- _What you are asked to do_
Among the lines of the records below, copy those that hold the word "time".

[Web page and app entries]
================
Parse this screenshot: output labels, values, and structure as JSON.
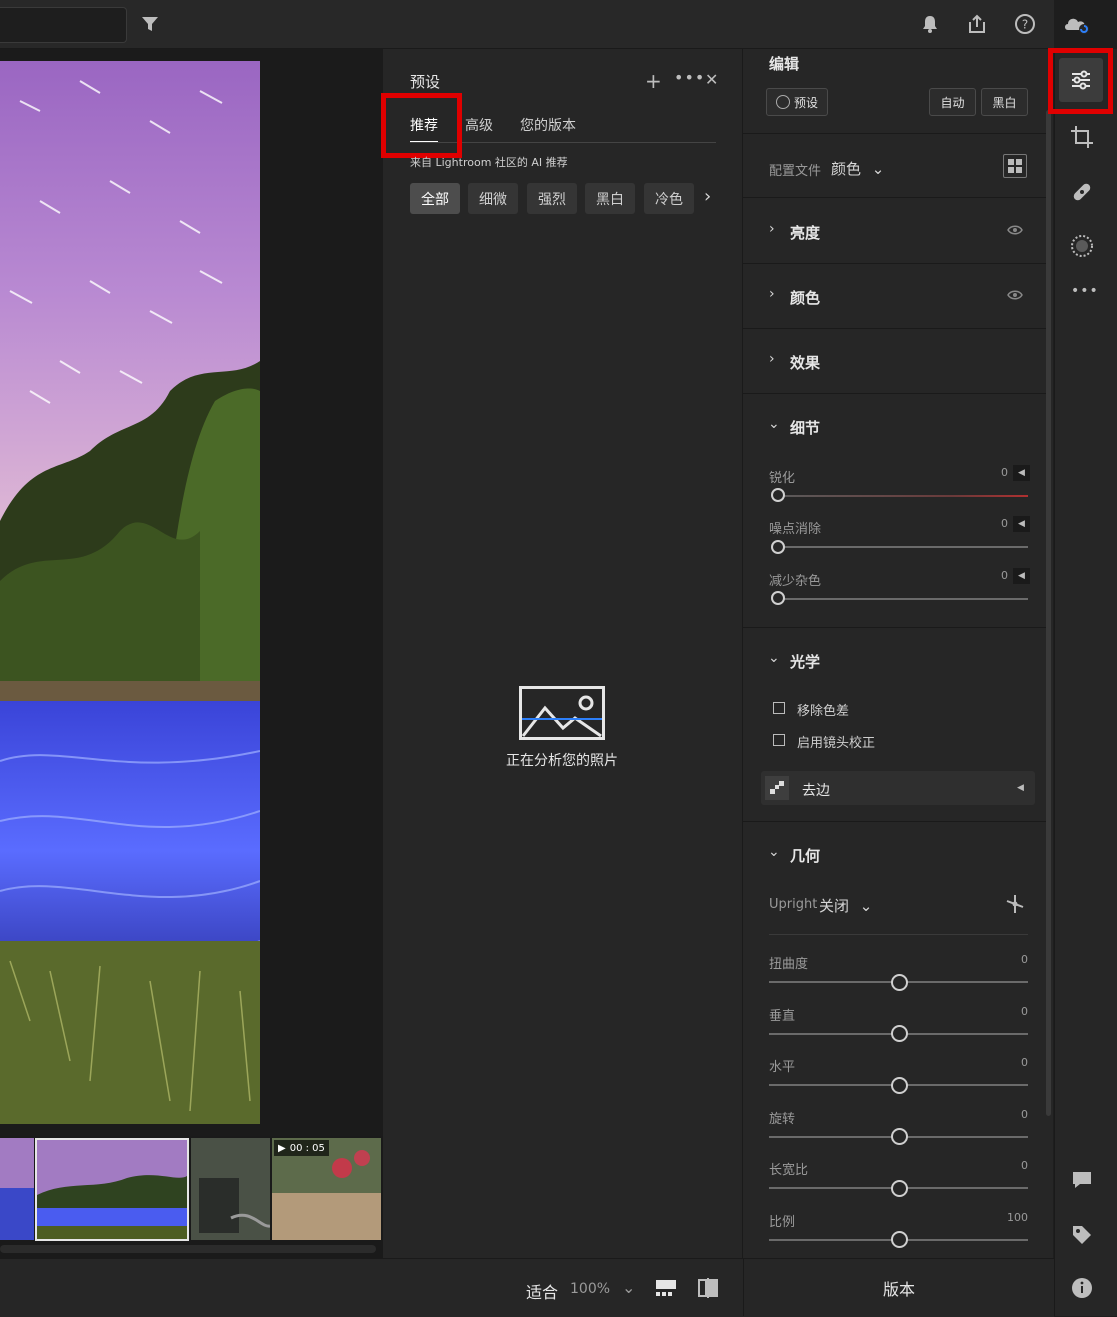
{
  "presets": {
    "title": "预设",
    "tabs": [
      "推荐",
      "高级",
      "您的版本"
    ],
    "subtitle": "来自 Lightroom 社区的 AI 推荐",
    "chips": [
      "全部",
      "细微",
      "强烈",
      "黑白",
      "冷色"
    ],
    "analyzing": "正在分析您的照片"
  },
  "edit": {
    "title": "编辑",
    "preset_btn": "预设",
    "auto_btn": "自动",
    "bw_btn": "黑白",
    "profile_label": "配置文件",
    "profile_value": "颜色",
    "sections": {
      "light": "亮度",
      "color": "颜色",
      "effects": "效果",
      "detail": "细节",
      "optics": "光学",
      "geometry": "几何"
    },
    "detail_sliders": [
      {
        "label": "锐化",
        "value": "0"
      },
      {
        "label": "噪点消除",
        "value": "0"
      },
      {
        "label": "减少杂色",
        "value": "0"
      }
    ],
    "optics": {
      "remove_ca": "移除色差",
      "lens_correction": "启用镜头校正",
      "defringe": "去边"
    },
    "geometry": {
      "upright_label": "Upright",
      "upright_value": "关闭",
      "sliders": [
        {
          "label": "扭曲度",
          "value": "0"
        },
        {
          "label": "垂直",
          "value": "0"
        },
        {
          "label": "水平",
          "value": "0"
        },
        {
          "label": "旋转",
          "value": "0"
        },
        {
          "label": "长宽比",
          "value": "0"
        },
        {
          "label": "比例",
          "value": "100"
        }
      ]
    }
  },
  "filmstrip": {
    "video_duration": "00 : 05"
  },
  "bottombar": {
    "fit_label": "适合",
    "zoom": "100%",
    "versions": "版本"
  },
  "colors": {
    "highlight": "#e00000",
    "accent": "#2d7ff9",
    "panel": "#262626"
  },
  "icons": [
    "filter-icon",
    "bell-icon",
    "share-icon",
    "help-icon",
    "cloud-sync-icon",
    "edit-sliders-icon",
    "crop-icon",
    "healing-icon",
    "masking-icon",
    "more-icon",
    "comment-icon",
    "tag-icon",
    "info-icon"
  ]
}
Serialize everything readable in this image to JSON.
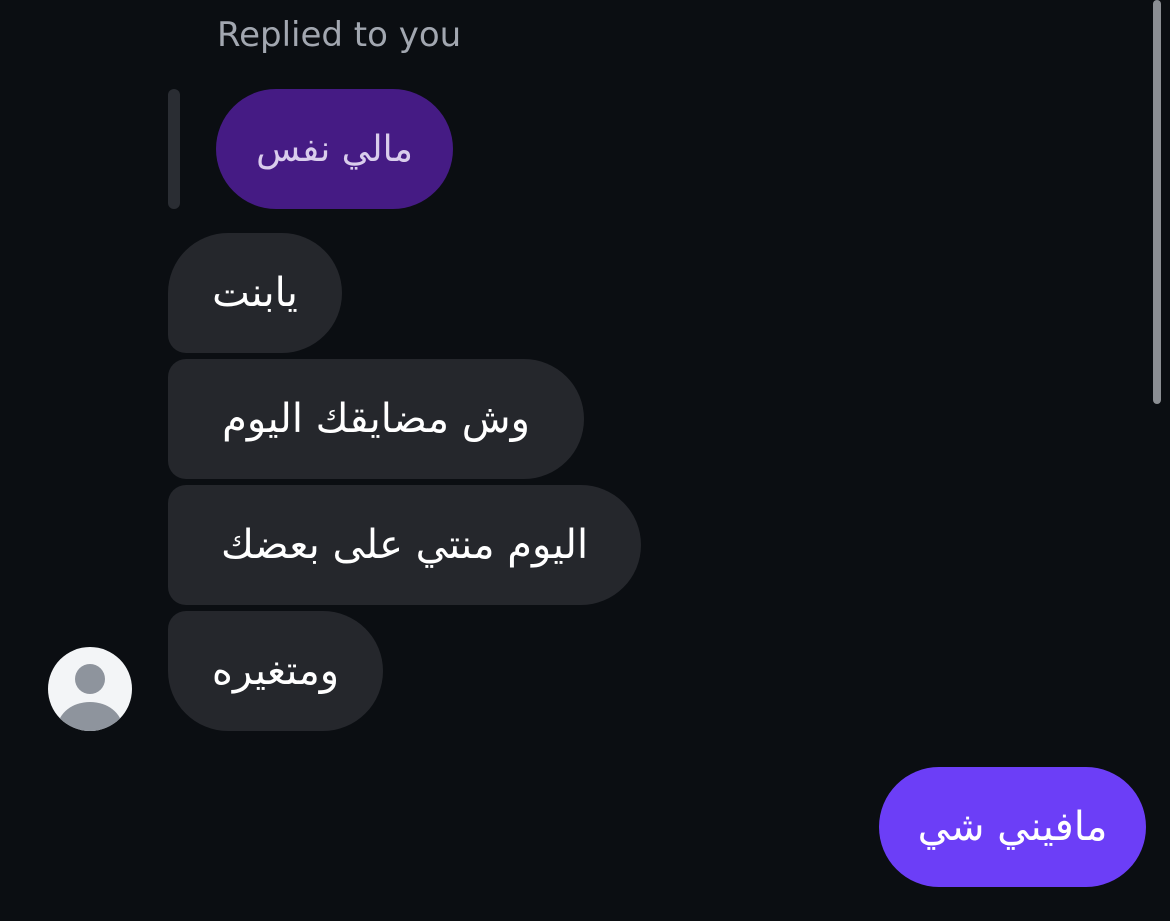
{
  "reply": {
    "header": "Replied to you",
    "quoted_message": "مالي نفس"
  },
  "incoming_messages": [
    "يابنت",
    "وش مضايقك اليوم",
    "اليوم منتي على بعضك",
    "ومتغيره"
  ],
  "outgoing_messages": [
    "مافيني شي"
  ],
  "icons": {
    "avatar": "default-user-avatar-icon"
  },
  "colors": {
    "background": "#0b0e12",
    "incoming_bubble": "#25272c",
    "quoted_bubble": "#451b84",
    "outgoing_bubble": "#6c3ef7"
  }
}
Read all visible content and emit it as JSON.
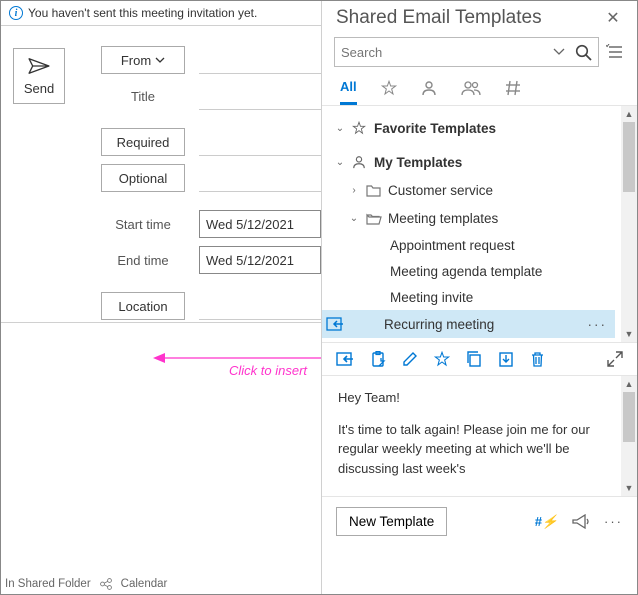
{
  "info_message": "You haven't sent this meeting invitation yet.",
  "compose": {
    "send": "Send",
    "from": "From",
    "title_label": "Title",
    "required_btn": "Required",
    "optional_btn": "Optional",
    "start_label": "Start time",
    "end_label": "End time",
    "start_value": "Wed 5/12/2021",
    "end_value": "Wed 5/12/2021",
    "location_btn": "Location"
  },
  "annotation": "Click to insert",
  "status": {
    "folder": "In Shared Folder",
    "context": "Calendar"
  },
  "panel": {
    "title": "Shared Email Templates",
    "search_placeholder": "Search",
    "tabs": {
      "all": "All"
    },
    "tree": {
      "favorites": "Favorite Templates",
      "my": "My Templates",
      "customer_service": "Customer service",
      "meeting_templates": "Meeting templates",
      "items": {
        "appt": "Appointment request",
        "agenda": "Meeting agenda template",
        "invite": "Meeting invite",
        "recurring": "Recurring meeting"
      }
    },
    "preview": {
      "greeting": "Hey Team!",
      "body": "It's time to talk again! Please join me for our regular weekly meeting at which we'll be discussing last week's"
    },
    "new_template": "New Template"
  }
}
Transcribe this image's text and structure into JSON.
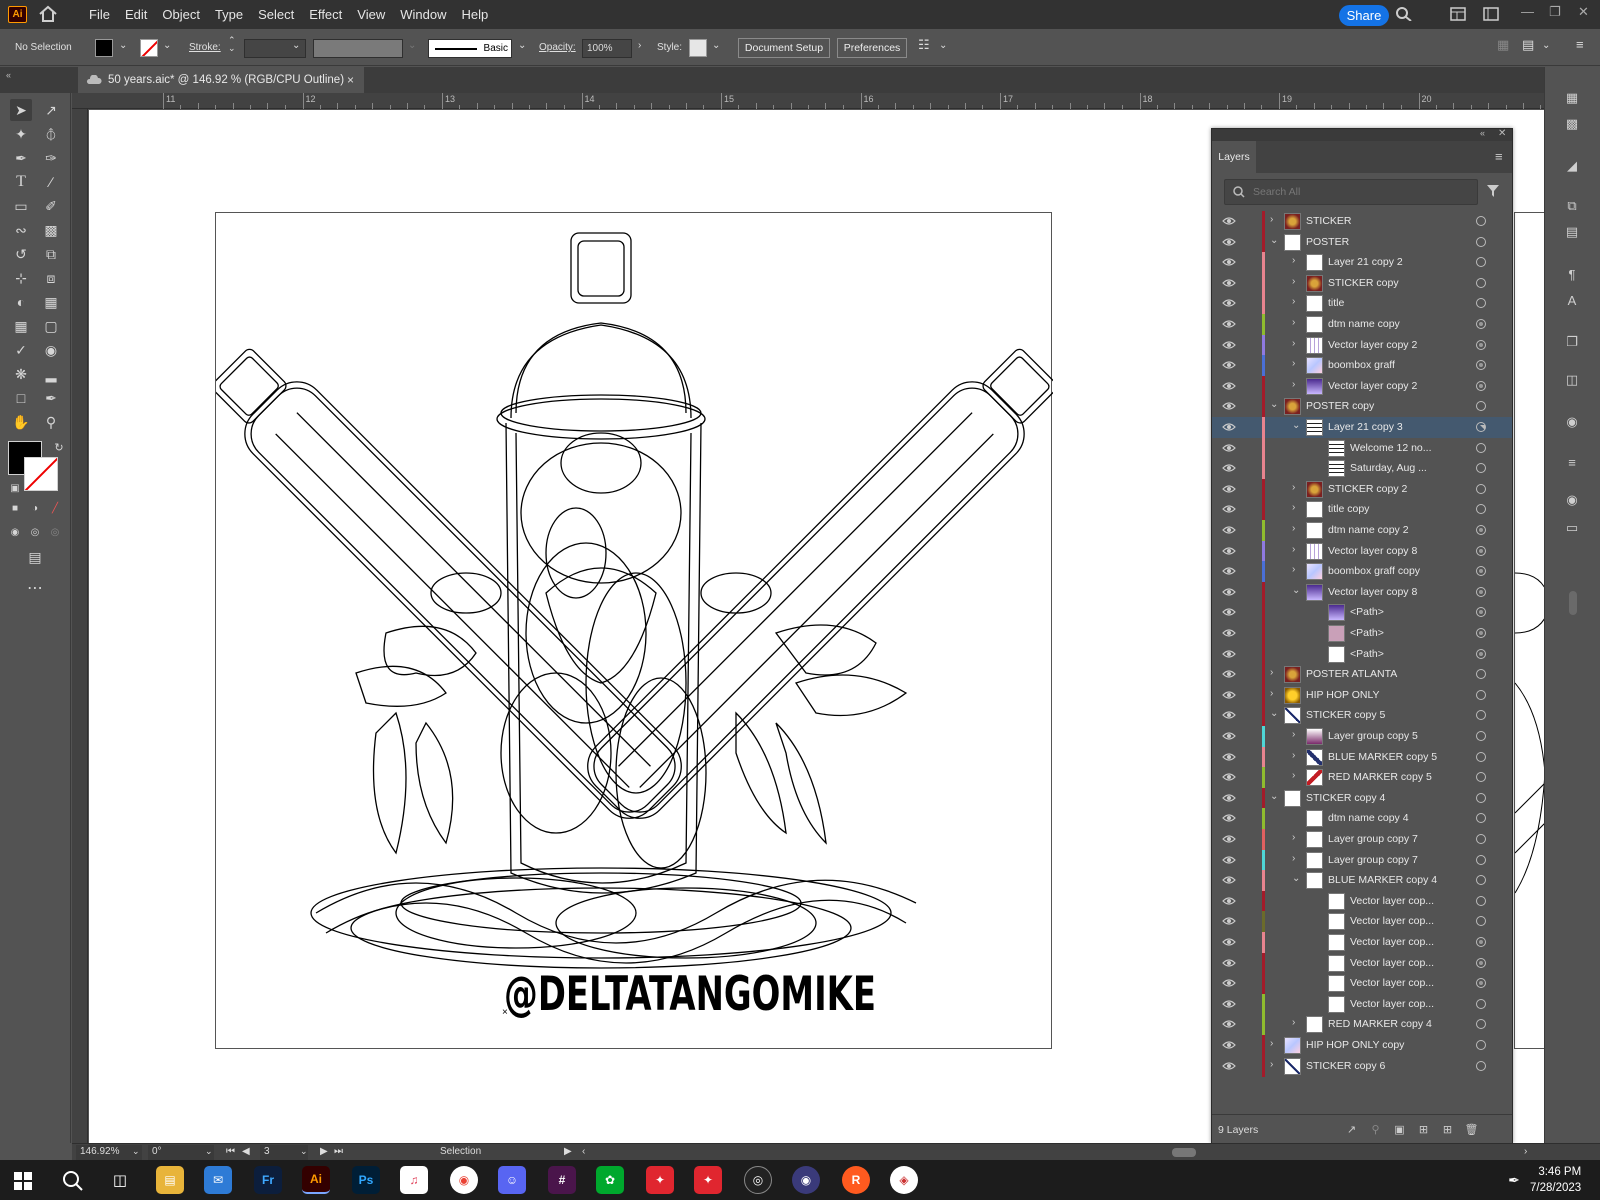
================
- _Solution to this problem_
    "start_label": "Start time",
    "end_label": "End time",
      "body": "It's time to talk again! Please join me for our regular weekly meeting at which we'll be discussing last week's"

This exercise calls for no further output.